Joint Genome Institute. [http://www.jgi.doe.gov].
The predicted proteome for the blight fungus Cryphonectria parasitica. [http://shake.jgi-psf.org/Crypa1/Crypa1.home.html].
We would like to thank Dr. Sandra L. Anagnostakis and Dr. Fredrick V. Hebard for providing us with chestnut tissues. We also thank Dr. Haiying Liang for her help with cDNA library preparation as well as our colleagues Dr Stephan Schuster, Lynn Tomsho, and Michael Packard for 454 library preparation and for expert technical assistance with 454 sequencing. We thank Kerr Wall, Alex Choi and Urmila Plakkat for their help with sequence analysis, tables and figure preparation. We thank the Joint Genome Institute for providing us with the Cryphonectria parasitica proteome and EST sequences. Our thanks also go to all the Genomic Tool Development for the Fagaceae Project partners. This work was supported by grant DBI-PGPR-TRPGR 0605135 from The National Science Foundation's Plant Genome Research Program, The Schatz Center for Tree Molecular Genetics, and The American Chestnut Foundation.

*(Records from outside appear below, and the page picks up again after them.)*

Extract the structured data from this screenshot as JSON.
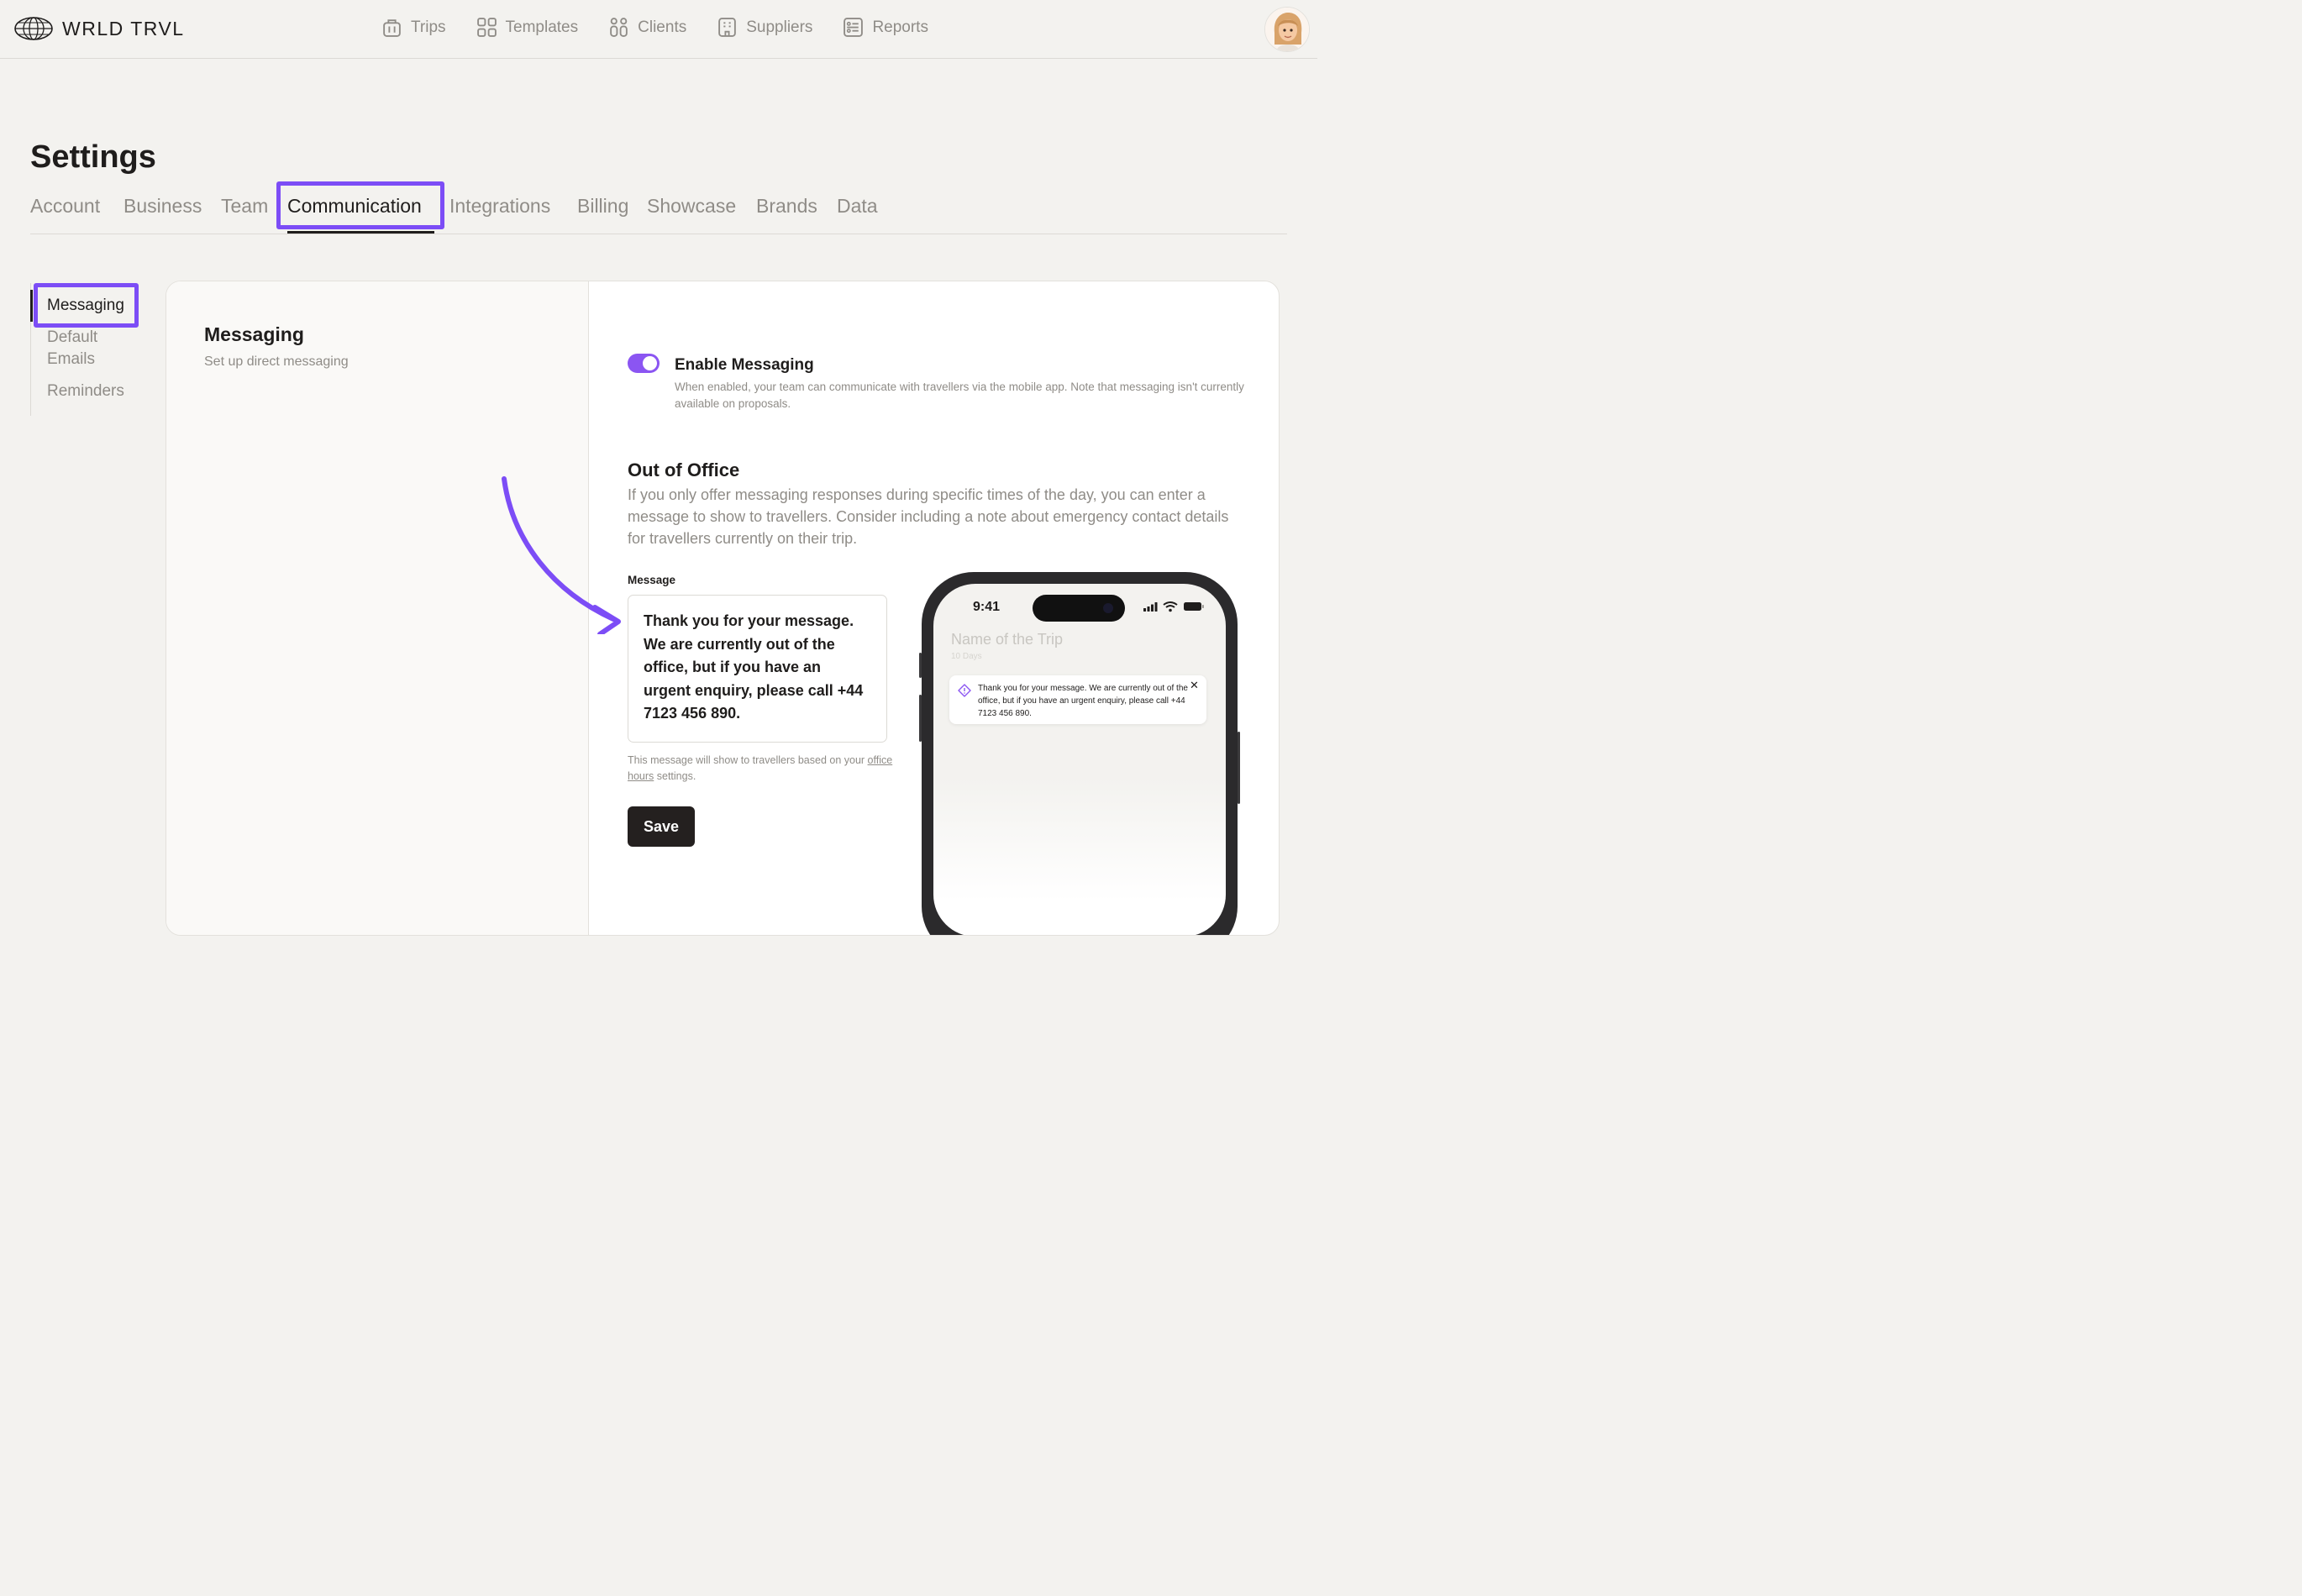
{
  "brand": {
    "name": "WRLD TRVL"
  },
  "nav": [
    {
      "label": "Trips",
      "icon": "suitcase-icon"
    },
    {
      "label": "Templates",
      "icon": "grid-icon"
    },
    {
      "label": "Clients",
      "icon": "people-icon"
    },
    {
      "label": "Suppliers",
      "icon": "building-icon"
    },
    {
      "label": "Reports",
      "icon": "report-icon"
    }
  ],
  "page": {
    "title": "Settings"
  },
  "tabs": [
    "Account",
    "Business",
    "Team",
    "Communication",
    "Integrations",
    "Billing",
    "Showcase",
    "Brands",
    "Data"
  ],
  "active_tab": "Communication",
  "sidenav": [
    "Messaging",
    "Default Emails",
    "Reminders"
  ],
  "active_side": "Messaging",
  "section": {
    "title": "Messaging",
    "subtitle": "Set up direct messaging"
  },
  "enable_messaging": {
    "enabled": true,
    "label": "Enable Messaging",
    "description": "When enabled, your team can communicate with travellers via the mobile app. Note that messaging isn't currently available on proposals."
  },
  "out_of_office": {
    "title": "Out of Office",
    "description": "If you only offer messaging responses during specific times of the day, you can enter a message to show to travellers. Consider including a note about emergency contact details for travellers currently on their trip.",
    "message_label": "Message",
    "message_value": "Thank you for your message. We are currently out of the office, but if you have an urgent enquiry, please call +44 7123 456 890.",
    "help_before": "This message will show to travellers based on your ",
    "help_link": "office hours",
    "help_after": " settings.",
    "save_label": "Save"
  },
  "phone": {
    "time": "9:41",
    "trip_name": "Name of the Trip",
    "trip_days": "10 Days",
    "toast_text": "Thank you for your message. We are currently out of the office, but if you have an urgent enquiry, please call +44 7123 456 890.",
    "close_glyph": "✕"
  },
  "colors": {
    "accent": "#7c4df6",
    "toggle": "#8b55f2",
    "button": "#24201f",
    "background": "#f3f2ef"
  }
}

AB contributed to extracting RNA and making the 454 libraries, curated and analyzed the data, supervised the work SC and YZ, and wrote the paper. CS and YZ contributed to the bioinformatics analyses. DSD collected tissue samples, prepared RNA, cDNA and 454 libraries, and helped prepare the first draft of the manuscript. KB and WAP contributed to the RNA preparation and discussion of disease response gene candidates. NW manages all aspects of the Genomic Tool Development for the Fagaceae Project. RS is the Principle Investigator of the Genomic Tool Development for the Fagaceae Project and was responsible for oversight, budget, obtaining the funding for the project, and contributing advice at each step of the research. This work was conducted in the laboratory of JC, who initiated the research with American Chestnut Foundation funding, co-directs the 454 sequencing facility at Penn State, and contributed to the development of 454 sequencing protocols, evaluation and discussion of the results, and preparation of the manuscript.
Electronic supplementary material
About this article
Cite this article
Barakat, A., DiLoreto, D.S., Zhang, Y. et al. Comparison of the transcriptomes of American chestnut (Castanea dentata) and Chinese chestnut (Castanea mollissima) in response to the chestnut blight infection. BMC Plant Biol 9, 51 (2009). https://doi.org/10.1186/1471-2229-9-51
- Cinnamyl Alcohol Dehydrogenase
- American Chestnut
- Short Read Archive
- Chestnut Tree
- Chestnut Blight